SackclothNehemiah, when starting to consider the task ahead of him, does not start by leaning on his own strength and capabilities but wears sackcloth and ashes and fasts for four months. As Simon Bateson said, he started in a place of prayer. Sackcloth was made out of coarse goat hair. It was incredibly uncomfortable and rough to wear. The modern equivalent is burlap (hessian) or jute which I plan to use over the canvas at the base of each piece, acknowledging that we start this task with Him, not leaning on ourselves. It starts in a place of prayer.

Studio frames ready

The wooden pieces have been put together and the frames are formed and ready to go. They look so insignificant in comparison to the vision, which I suppose is the point really. The raw materials always seem so ordinary, so unassuming. But layer by layer as the stitching, paint, text and image is added, the meaning and the significance and the unexpected begin to shine through. Who would think that pigment and wood and material could eventually symbolise so much, and yet we often think so little of ourselves and focus on our ordinariness. Yet God sees so much more in us and can do so much more through our willingness to walk with Him, talking to Him and searching out what is on His heart each day.

And so that is what I plan to do: to sit before Him with these canvases and ask Him what it is that He wants me to paint. He has given me a glimpse of the first few layers but not much beyond that, which is exciting and a little nerve racking, but it will ensure that I come before Him to see clearly.

Tomorrow we start.

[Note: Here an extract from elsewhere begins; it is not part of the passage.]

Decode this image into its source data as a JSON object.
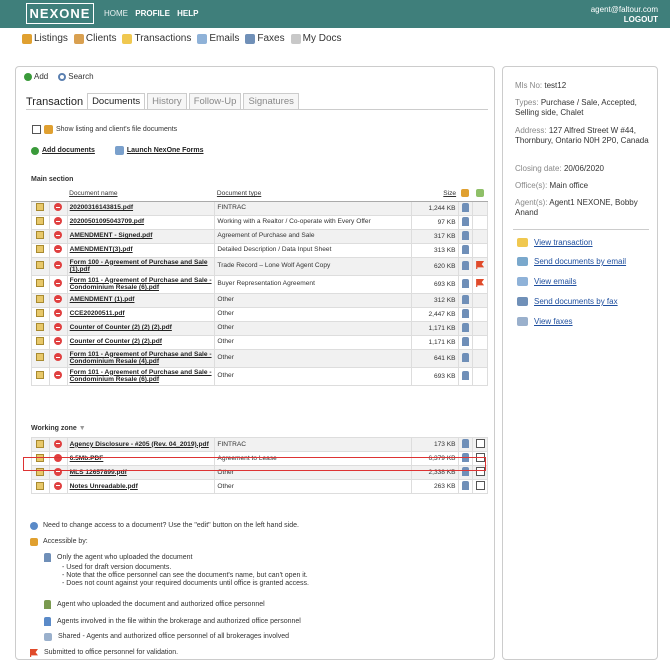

Had a strange but boundary pushing day today, meeting up with Andrew McNeil at Birmingham Vineyard to talk about the four canvases…… on camera, and that is the boundary pushing bit! After collecting the separate frame pieces and canvas from Harris Moore I rolled up to Barford Street and met up with Andrew who, after a quick drink and chat, proceeded to interview me. It’s gobsmacking what utter drivel comes out of your mouth when you are first presented with questions, a lot of intelligent “errrr”ing and “mmmmmm”ing. Not the greatest start. And then, when the camera was actually rolling and the questions were posed, all of a sudden it all comes together and words from completely outside myself spill coherently from my mouth. Well, most of them!!! Mike, the cameraman, I’m sure will be more than adept to edit any ridiculousness.

If I am being totally honest, it is such an exciting project I have felt a little apprehensive about doing the canvases. To capture another’s vision is such an honour and privilege but it is also slightly nerve wracking. However, after the filming today and the nervousness I felt there, bring it on! It will feel like coming home.

The frames have been made and the canvas is ready. This is such a brilliant part of the process, to see these items in front of you. You get a real sense of the whole rather than just the individual canvas; and the smell of the wood and the new canvas is quite heady, earthy for me, a smell that I associate with new potential, energy and a desire to create.

I can pick them up Thursday. It will be then that we will see if the preparatory work will actually be realised or whether, which is usually the case, the ideas shift and change slightly to accommodate the materials.

Until Thursday…..

Listened again today to the first two Nehemiah talks at http://www.birminghamvineyard.com. The message is clear: God can transform the city around us step by step through each one of us, from the youngest the oldest. Each of us has a part to play if we place our lives in His hands. We can all be part of His masterpiece. Inspirational.